NBC's AnaMaria Arumi analyzed the exit polls from last night to explain Clinton's victory. Clinton rode to victory in Pennsylvania lifted by support from demographic voter subgroups that have lined up for her in earlier primaries. Clinton won seven in 10 votes from white Catholics in the Keystone State, and six in 10 votes from white women, voters with a high school education or less, and seniors aged 65 and older.
WHITE CATHOLICS: The New York senator did much better among white Catholics than she did among white Protestant voters. In several other states with big Catholic populations this year, she also did better among Catholics than Protestants, but these differences were not as large. Here she did 13 points better, but in Wisconsin the difference was just 7 points, same in New York, and 5 points in New Jersey. In Ohio, there was essentially no difference in the vote of white Catholics and white Protestants.
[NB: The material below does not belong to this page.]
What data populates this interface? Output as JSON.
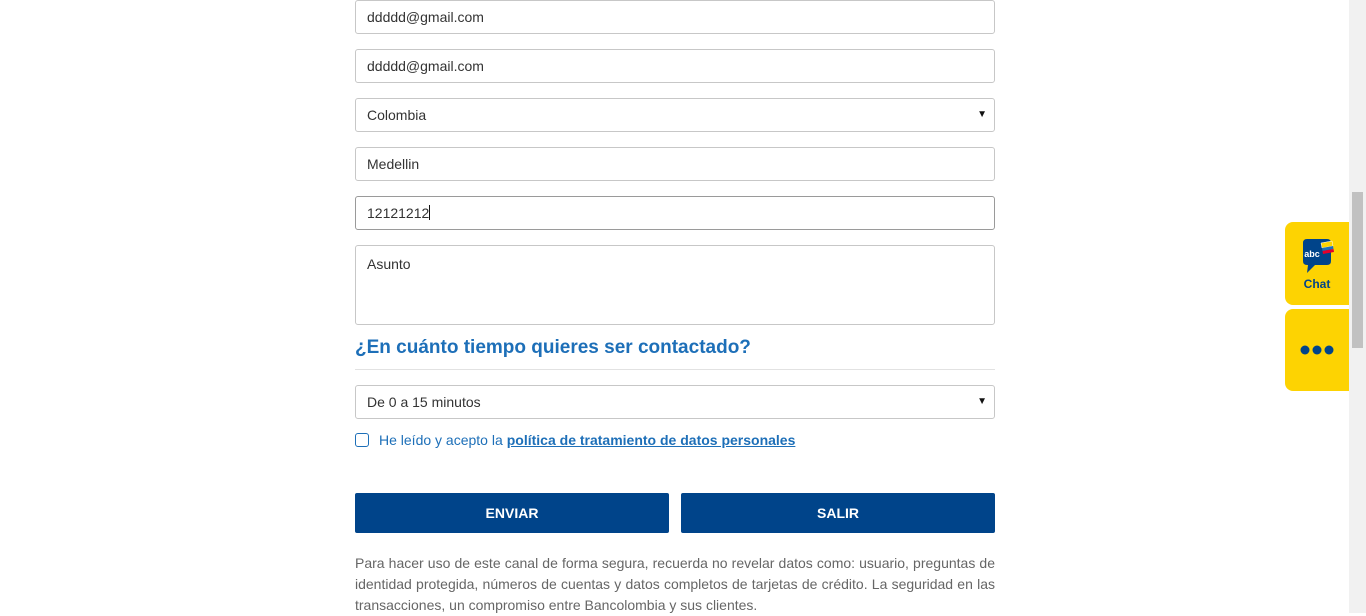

White Catholics made up more than a third (37%) of all voting in yesterday's primary -- and they will be an important swing voter group for the fall. The exit polls show Clinton doing much better than Obama among this group is a test election against John McCain. Eighty-two percent of white Catholics in PA said they would vote for Clinton if she's the party's nominee, while just 12% would defect to McCain. By contrast, a smaller percentage -- 59% -- of white Catholics said they would cast a ballot for Obama if he's the Democratic nominee running against McCain. Also, a higher percentage -- 21% -- said they would cross party lines to vote for McCain. Another 17% said they would stay home and not bother to vote.
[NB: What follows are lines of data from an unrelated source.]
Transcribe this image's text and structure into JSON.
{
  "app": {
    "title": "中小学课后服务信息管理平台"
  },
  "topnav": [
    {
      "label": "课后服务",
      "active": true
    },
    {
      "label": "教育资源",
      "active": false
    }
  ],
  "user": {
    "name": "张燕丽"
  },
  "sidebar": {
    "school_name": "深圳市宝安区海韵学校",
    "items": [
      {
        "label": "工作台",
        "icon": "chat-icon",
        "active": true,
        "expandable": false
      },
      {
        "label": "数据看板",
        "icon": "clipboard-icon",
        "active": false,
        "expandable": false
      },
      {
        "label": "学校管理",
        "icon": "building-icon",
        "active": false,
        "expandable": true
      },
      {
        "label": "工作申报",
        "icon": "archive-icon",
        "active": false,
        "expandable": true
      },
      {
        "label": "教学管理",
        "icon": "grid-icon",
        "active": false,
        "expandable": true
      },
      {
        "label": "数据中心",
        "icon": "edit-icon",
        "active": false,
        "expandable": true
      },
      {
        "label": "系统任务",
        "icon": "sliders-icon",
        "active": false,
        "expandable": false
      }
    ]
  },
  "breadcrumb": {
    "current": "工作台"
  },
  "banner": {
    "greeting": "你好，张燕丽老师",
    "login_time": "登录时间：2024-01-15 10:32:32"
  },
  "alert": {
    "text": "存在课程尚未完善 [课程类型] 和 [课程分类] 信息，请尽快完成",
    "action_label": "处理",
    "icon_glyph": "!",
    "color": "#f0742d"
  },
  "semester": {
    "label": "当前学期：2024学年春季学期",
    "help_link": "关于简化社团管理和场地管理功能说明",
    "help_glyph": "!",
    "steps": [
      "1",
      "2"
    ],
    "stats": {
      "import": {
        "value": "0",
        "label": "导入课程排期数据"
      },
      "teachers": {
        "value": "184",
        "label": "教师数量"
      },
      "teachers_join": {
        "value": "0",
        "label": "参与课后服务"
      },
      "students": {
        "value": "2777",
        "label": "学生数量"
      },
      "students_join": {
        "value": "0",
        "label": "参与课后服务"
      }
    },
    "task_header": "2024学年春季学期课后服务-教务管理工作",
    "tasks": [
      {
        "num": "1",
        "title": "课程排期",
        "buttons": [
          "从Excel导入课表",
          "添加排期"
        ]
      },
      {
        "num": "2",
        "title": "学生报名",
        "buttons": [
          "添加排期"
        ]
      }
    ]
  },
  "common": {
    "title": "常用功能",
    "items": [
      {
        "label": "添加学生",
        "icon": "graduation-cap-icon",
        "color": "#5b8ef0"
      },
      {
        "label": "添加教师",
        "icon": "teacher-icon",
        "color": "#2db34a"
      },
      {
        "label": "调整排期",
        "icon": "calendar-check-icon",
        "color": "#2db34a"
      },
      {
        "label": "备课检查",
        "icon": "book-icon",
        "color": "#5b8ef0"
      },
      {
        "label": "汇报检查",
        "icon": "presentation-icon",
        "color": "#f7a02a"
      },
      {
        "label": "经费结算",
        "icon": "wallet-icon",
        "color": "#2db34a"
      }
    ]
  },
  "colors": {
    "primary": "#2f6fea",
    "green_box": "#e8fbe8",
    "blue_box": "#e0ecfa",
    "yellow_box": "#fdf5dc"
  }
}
RACE: Voters were again asked, as in previous contests, how important the race of the candidate in deciding their vote today. Most voters said it was not important, but some said it was. Among white voters, 16% said race was important; 83% said it was not a factor. This is virtually identical to what we saw in Ohio, where 18% of white voters said race was important. Now, that 16% among white voters was higher among certain groups -- just a little more than one-in-10 white voters in the Philadelphia area said race was important. By contrast, nearly two in 10 among white voters in other parts of the state said it was important. And non-college graduate white voters were about twice as likely as college graduates to said race was important to them. Clinton won a sizeable majority -- 75% of the vote -- among these voters. Clinton also won among white voters who said race was NOT important, but by a smaller margin (58% to 41%).
IN TOUCH' AND HONESTY: Both candidates have had to deal with particular lines of attack from their critics -- changes of dishonesty and lack of trustworthiness in Clinton's case (Bosnia), elitism in Obama's case (after his small-town remarks). Obama was seen as more honest and trustworthy (68% said he was, 32% said he's not) than Clinton (56% said she was, 44% said she's not.)
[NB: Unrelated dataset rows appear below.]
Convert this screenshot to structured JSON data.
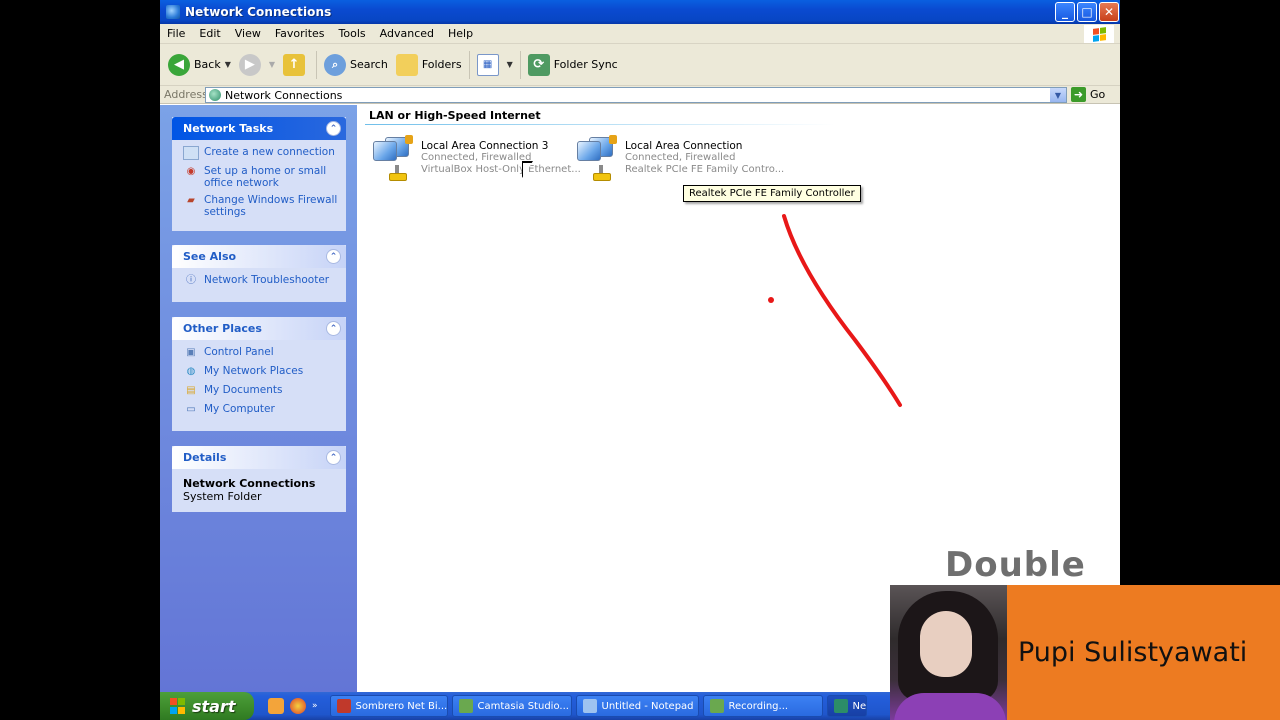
{
  "window": {
    "title": "Network Connections",
    "buttons": {
      "minimize": "_",
      "maximize": "□",
      "close": "✕"
    }
  },
  "menu": [
    "File",
    "Edit",
    "View",
    "Favorites",
    "Tools",
    "Advanced",
    "Help"
  ],
  "toolbar": {
    "back": "Back",
    "search": "Search",
    "folders": "Folders",
    "folder_sync": "Folder Sync"
  },
  "address": {
    "label": "Address",
    "value": "Network Connections",
    "go": "Go"
  },
  "task_pane": {
    "network_tasks": {
      "title": "Network Tasks",
      "items": [
        "Create a new connection",
        "Set up a home or small office network",
        "Change Windows Firewall settings"
      ]
    },
    "see_also": {
      "title": "See Also",
      "items": [
        "Network Troubleshooter"
      ]
    },
    "other_places": {
      "title": "Other Places",
      "items": [
        "Control Panel",
        "My Network Places",
        "My Documents",
        "My Computer"
      ]
    },
    "details": {
      "title": "Details",
      "name": "Network Connections",
      "type": "System Folder"
    }
  },
  "content": {
    "group": "LAN or High-Speed Internet",
    "connections": [
      {
        "name": "Local Area Connection 3",
        "status": "Connected, Firewalled",
        "device": "VirtualBox Host-Only Ethernet..."
      },
      {
        "name": "Local Area Connection",
        "status": "Connected, Firewalled",
        "device": "Realtek PCIe FE Family Contro..."
      }
    ],
    "tooltip": "Realtek PCIe FE Family Controller"
  },
  "annotation": "Double Click",
  "taskbar": {
    "start": "start",
    "tasks": [
      "Sombrero Net Bi...",
      "Camtasia Studio...",
      "Untitled - Notepad",
      "Recording...",
      "Ne"
    ]
  },
  "presenter": {
    "name": "Pupi Sulistyawati"
  },
  "colors": {
    "xp_blue": "#0a4ad0",
    "link": "#215dc6",
    "annotation_red": "#e81818",
    "name_orange": "#ed7b21"
  }
}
The Boston Globe: "Two million Pennsylvania voters played to type yesterday, hewing to the demographic loyalties set forth in earlier contests: Older, Catholic, and working-class white voters stuck with Hillary Clinton, and new, highly educated, and black voters went for Barack Obama. Exit polls and interviews with voters suggested that the disruptions to the race - including controversies over Obama's pastor, his comments about small-town bitterness, Clinton's claims of facing fire in Bosnia, and a high-profile debate that touched on all those subjects - had little influence on the hardened demographic divide within the Democratic Party."